It would be hard indeed to find two more disparate interpretations of the sports car art anywhere in the world, let alone being unveiled under the same roof on the same day by the same company but that, whether by accident or design is precisely what Volkswagen subsiduaries Porsche and Bugatti have achieved.
In the one corner sits the new 911 R which, put another way, is Porsche sending a message in letters ten feet tall that it is more committed then ever to the lightweight, simple, driver focused machines upon which it was made. In the other there is the Bugatti Chiron billed by its creators as "the most powerful, fastest, most luxurious and most exclusive production super sports car in the world".
As you may have read it has 1479bhp or, put another way, precisely three times the power of the 911. It has a paddle shift gearbox, four-wheel drive, 16 cylinders, four turbos and weighs a couple of bags of sugar less than two tonnes.
Final details of the 911 R are not available as I write but I think it safe to say there are cars out there you could strap to its roof and, together, not reach the weight of the Chiron. It will cost less than one tenth of the money, have ten fewer cylinders, four fewer turbos (ie none), two fewer drive shafts but, crucially, one more pedal in the driver’s footwell.

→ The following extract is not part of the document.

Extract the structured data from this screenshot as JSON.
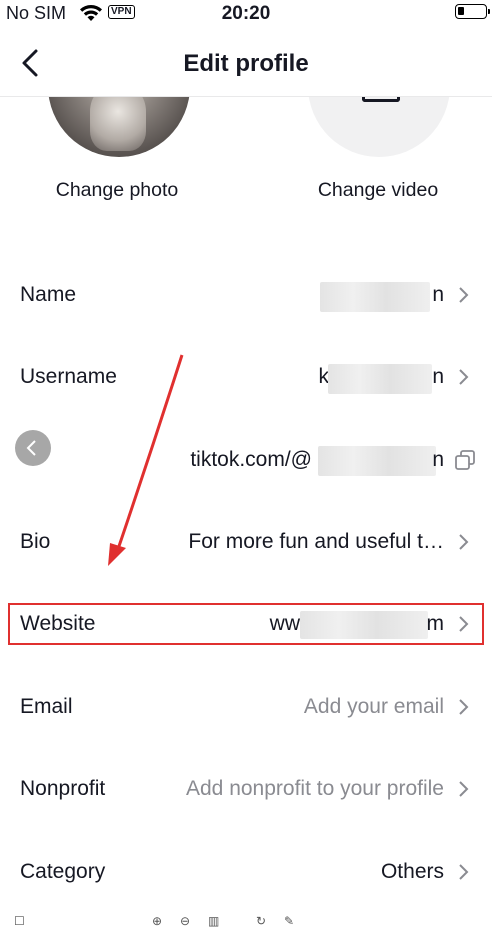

So you tell me which is likely to be more fun to drive. I don’t care how much power a car has, how many driven wheels, and what technical wizardry has been wrought, weight is weight and there’s no getting around it. Staggeringly the top speed of the Chiron when left to run unlimited is likely to be in then order of 100mph faster than that of the 911 R, a performance potential as impressive on paper as it is almost entirely unusable in reality.
Not that this will bother the steady stream of plutocrats already queuing to bag one of 500 Bugatti will build. They just want a car that does things no other car has done before and the fact that the ability of entirely academic interest will worry them not at all.
But to me the interest in such a car is not what it will do so much as how it has been persuaded to do it. For instance the technology that allows an engine to swallow 60,000 litres of air per minute at full chat is simply beyond what I can imagine. And I love the idea that a car that, if my calculations are correct, would run to 287mph if left to its own devices, is also going to be spacious, comfortable and quiet on a long run.